Nicolas Floc’h understands the body of water as a pictorial, sensitive and immersive space, but also as a fabulous ecological regulator, populated by phytoplankton which participates in the gas exchanges between the air and the sea. Science refine this understanding of color which is not only pictorial, formal or plastic. It is a visually abstract but fundamentally concrete image, a synthesis and, somewhere, an illustration depicting the major issues of our society and the history of life. »
The sixty photographic surveys of the northern coast, presented in a grid, go from brown to green by adopting amber, orange, khaki, absinthe or even emerald hues. Amazing variations that owe a lot to the currents of the estuary, when the fresh water of the river becomes brackish. We are far from the shades of Mediterranean blues explored in another series shown online. The common imagination of the colors of water is thus enriched by the various monochromes from the seas, rivers and oceans of the world and which dialogue in the exhibition. An astonishing and colorful visual universe, whose nuances the artist strives to capture: warm colors linked to sediments, dissolved organic and inorganic matter, detrital matter (residue of matter), and tints ranging from blue to green determined by phytoplankton density.
Phytoplankton is made up of all the unicellular organisms present in surface waters (photosynthetic bacteria and microalgae). Their sedimentation over millions of years has contributed to the formation of oil but also to that of limestone rocks, including the famous blue stones of Hainaut. Using 3D modeling technologies, Nicolas Floc’h has had diatoms enlarged in this blue stone, allowing the variety of their shapes to be appreciated.

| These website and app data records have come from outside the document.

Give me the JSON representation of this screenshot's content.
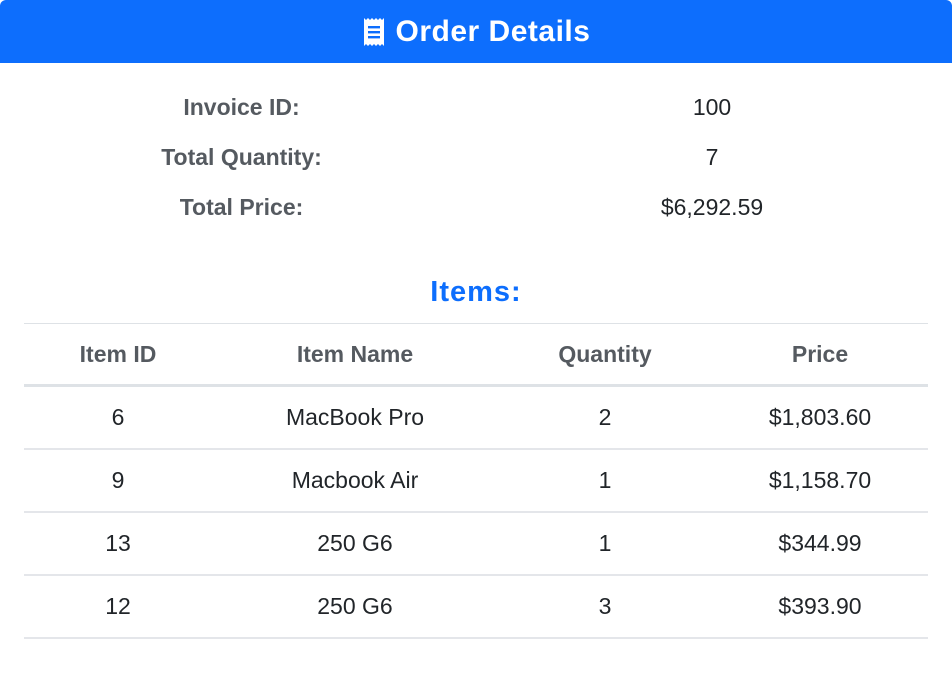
{
  "header": {
    "icon": "receipt-icon",
    "title": "Order Details",
    "color": "#0d6efd"
  },
  "summary": [
    {
      "label": "Invoice ID:",
      "value": "100"
    },
    {
      "label": "Total Quantity:",
      "value": "7"
    },
    {
      "label": "Total Price:",
      "value": "$6,292.59"
    }
  ],
  "items_section": {
    "title": "Items:",
    "columns": [
      "Item ID",
      "Item Name",
      "Quantity",
      "Price"
    ],
    "rows": [
      [
        "6",
        "MacBook Pro",
        "2",
        "$1,803.60"
      ],
      [
        "9",
        "Macbook Air",
        "1",
        "$1,158.70"
      ],
      [
        "13",
        "250 G6",
        "1",
        "$344.99"
      ],
      [
        "12",
        "250 G6",
        "3",
        "$393.90"
      ]
    ]
  }
}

The exhibition at the Frac Grand Large thus brings together, for the first time, different aspects of an ongoing research that links land and sea to better translate the invisible flows that go thru us.
The exhibition “The color of water” is produced in collaboration with artconnexion (Lille) which has accompanied Nicolas Floc’h in his productions with the scientists of Wimereux since 2014 and with the support of the Florent Maubert gallery (Paris). This exhibition is part of “Utopia”, 6th thematic edition of lille3000, as part of the project “This sea that surrounds us” with an exhibition at Espace Le Carré, municipal contemporary art space of the city of Lille ( May 12 to July 17, 2022) and artconnexion (Lille, May 3 to July 17, 2022).
On May 6, 2022, the Frac Grand Large will host the colloquium “The color of water” co-organized with artconnexion in partnership with the CEAC (Centre d’Études des Arts Contemporains) of the University of Lille. Bringing together researchers from LOG – UMR 8187, ULCO, curators and art critics, this symposium will shed light on Nicolas Floc’h’s corpus and explore color from an artistic and scientific point of view, and the underlying issues of water as an ecological regulator.
Nicolas Floc’h : La couleur de l’eau
from April 2 to September 4, 2022
Frac Grand Large
503 avenue des Bancs de Flandres